[EXERCISE] Lines with the word "edge" in them must be copied from the records below.

[RECORDS FOR THE EXERCISE — start]

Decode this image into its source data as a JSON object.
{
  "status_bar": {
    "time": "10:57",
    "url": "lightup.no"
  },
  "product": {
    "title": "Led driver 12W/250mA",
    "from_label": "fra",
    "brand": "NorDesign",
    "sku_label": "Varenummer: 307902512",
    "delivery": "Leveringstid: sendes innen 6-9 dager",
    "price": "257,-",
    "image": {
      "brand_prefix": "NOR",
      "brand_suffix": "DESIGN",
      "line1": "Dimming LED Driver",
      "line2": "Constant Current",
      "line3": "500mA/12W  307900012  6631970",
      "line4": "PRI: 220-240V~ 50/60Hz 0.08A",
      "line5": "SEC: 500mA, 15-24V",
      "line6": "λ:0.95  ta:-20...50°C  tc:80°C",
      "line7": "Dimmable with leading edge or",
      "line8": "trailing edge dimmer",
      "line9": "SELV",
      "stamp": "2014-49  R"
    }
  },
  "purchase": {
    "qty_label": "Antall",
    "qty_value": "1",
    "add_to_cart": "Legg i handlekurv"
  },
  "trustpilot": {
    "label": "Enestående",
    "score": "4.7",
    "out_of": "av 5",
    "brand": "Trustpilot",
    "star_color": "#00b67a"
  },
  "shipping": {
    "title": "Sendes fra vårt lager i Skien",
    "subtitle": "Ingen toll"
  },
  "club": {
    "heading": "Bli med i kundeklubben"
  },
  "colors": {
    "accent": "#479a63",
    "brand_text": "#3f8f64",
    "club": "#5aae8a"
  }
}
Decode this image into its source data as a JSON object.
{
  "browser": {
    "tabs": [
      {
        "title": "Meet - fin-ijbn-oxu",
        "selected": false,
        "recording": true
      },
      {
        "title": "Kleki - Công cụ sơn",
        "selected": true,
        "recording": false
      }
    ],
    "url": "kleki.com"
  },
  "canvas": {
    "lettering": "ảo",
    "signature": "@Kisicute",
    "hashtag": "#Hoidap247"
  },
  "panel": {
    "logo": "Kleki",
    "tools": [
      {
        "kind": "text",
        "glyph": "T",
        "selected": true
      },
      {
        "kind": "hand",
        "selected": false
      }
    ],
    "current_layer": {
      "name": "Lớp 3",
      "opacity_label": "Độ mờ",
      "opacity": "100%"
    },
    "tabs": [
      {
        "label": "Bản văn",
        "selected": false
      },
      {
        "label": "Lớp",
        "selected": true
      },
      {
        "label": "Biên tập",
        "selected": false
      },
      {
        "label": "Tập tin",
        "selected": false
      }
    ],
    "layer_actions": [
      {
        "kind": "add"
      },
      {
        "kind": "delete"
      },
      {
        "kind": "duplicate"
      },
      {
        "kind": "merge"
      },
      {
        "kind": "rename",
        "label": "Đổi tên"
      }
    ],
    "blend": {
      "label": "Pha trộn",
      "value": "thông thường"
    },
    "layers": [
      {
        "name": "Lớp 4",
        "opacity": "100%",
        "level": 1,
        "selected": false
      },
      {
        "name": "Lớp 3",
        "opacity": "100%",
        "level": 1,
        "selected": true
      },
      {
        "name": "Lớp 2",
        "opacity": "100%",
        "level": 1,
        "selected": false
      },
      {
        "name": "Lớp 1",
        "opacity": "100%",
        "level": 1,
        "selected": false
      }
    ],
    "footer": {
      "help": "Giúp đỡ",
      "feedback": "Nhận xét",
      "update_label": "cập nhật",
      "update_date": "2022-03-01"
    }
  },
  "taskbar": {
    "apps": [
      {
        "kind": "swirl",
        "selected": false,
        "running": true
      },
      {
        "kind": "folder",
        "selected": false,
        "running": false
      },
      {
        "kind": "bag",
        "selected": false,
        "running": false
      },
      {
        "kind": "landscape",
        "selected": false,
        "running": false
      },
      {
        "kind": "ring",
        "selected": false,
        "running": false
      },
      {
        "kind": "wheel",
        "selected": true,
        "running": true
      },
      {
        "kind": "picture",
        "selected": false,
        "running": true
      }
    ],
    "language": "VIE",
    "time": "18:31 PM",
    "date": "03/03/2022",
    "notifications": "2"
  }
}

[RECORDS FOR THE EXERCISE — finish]

[OUTPUT OF THE EXERCISE]
      "line7": "Dimmable with leading edge or",
      "line8": "trailing edge dimmer",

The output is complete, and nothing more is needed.